In the latest of a series of Employment Tribunal judgments concerning employee claims that flow from Covid-19 issues (such claims brought following Lockdown 1.0 now increasingly making their way through the system) we have again seen how the judiciary are appearing reluctant to extend much sympathy to the plight of the employees.
In Accattatis v Fortuna Group (London) Ltd the Employment Tribunal found that an employee who said he felt uncomfortable commuting and attending the office during lockdown and asked to be furloughed was not automatically unfairly dismissed under section 100(1)(e) of the Employment Rights Act 1996 (ERA 1996).
Mr Accattatis worked for Fortuna Group (London) Ltd, a company which sells and distributes PPE. During March and April 2020, Mr Accattatis repeatedly asked to work from home or be placed on furlough, explaining that he was uncomfortable using public transport and working in the office. He had also suffered a Covid-19 scare himself and had a period of necessary self-isolation. Fortuna told Mr Accattatis that his job could not be done from home, and that furlough was not possible because the business was so busy, but that he could instead take holiday or unpaid leave if he wishes to delay his return to work. Mr Accattatis declined and asked three more times to be furloughed, citing advice that HMRC had given him that he was eligible for furlough. After the final request on 21 April 2020 was sent by Mr Accattatis to be furloughed rather than return to work, he was dismissed by email the same day.

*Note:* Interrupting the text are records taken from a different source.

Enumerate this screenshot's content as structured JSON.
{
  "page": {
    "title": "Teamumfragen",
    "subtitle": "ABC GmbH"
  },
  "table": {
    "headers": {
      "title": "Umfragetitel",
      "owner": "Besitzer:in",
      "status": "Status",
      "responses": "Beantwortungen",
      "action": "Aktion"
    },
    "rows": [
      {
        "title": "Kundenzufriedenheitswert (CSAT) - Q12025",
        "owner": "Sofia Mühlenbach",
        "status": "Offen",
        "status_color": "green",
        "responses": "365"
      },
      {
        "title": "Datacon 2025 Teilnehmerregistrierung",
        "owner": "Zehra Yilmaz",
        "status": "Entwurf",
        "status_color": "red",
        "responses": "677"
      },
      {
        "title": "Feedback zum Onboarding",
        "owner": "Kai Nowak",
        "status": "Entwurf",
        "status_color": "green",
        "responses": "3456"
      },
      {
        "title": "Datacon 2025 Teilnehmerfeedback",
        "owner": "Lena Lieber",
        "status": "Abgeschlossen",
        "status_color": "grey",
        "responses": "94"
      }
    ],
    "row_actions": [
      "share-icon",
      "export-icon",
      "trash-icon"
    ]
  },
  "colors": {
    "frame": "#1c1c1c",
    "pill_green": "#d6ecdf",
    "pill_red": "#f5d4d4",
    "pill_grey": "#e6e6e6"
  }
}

Mr Accattatis did not have sufficient service to claim ordinary unfair dismissal. He instead alleged he had been automatically unfairly dismissed under section 100(1)(e) of the ERA 1996 for having taken steps to protect himself from danger. The Employment Tribunal concluded that the government had announced on 14 February 2020 that COVID-19 posed a serious and imminent threat to public health. This, together with Mr Accattatis' emails expressing concern about commuting and attending the office, showed he reasonably believed there were circumstances of serious and imminent danger.
However, it was a requirement under section 100(1)(e) for Mr Accattitis to have taken appropriate steps to protect himself from danger or to have communicated the circumstances of danger to his employer. In this case, the employer had reasonably concluded that Mr Accattatis' job could not be done from home and that he did not qualify for furlough (as the business was very busy) but had instead suggested taking holiday or unpaid leave to give him more time away from the workplace. Mr Accattatis' response was not only that he wanted to stay at home (which was agreed by the employer - albeit on an unpaid basis if holiday not taken), but also to demand that he be allowed to work from home (on full pay) or be furloughed (on 80% of pay). These demands were not appropriate steps to protect himself from danger but were simply to advance his own financial position (to the detriment of his employer's financial position), so his claim failed.
Although every case that comes before the Employment Tribunals is fact specific, this case is another reminder that the pandemic may not on its own justify a refusal to attend work under section 100(1)(e) if employers have reasonably tried to accommodate employees' concerns and reduce transmission risk - and operated in line with the government advice in force at the time.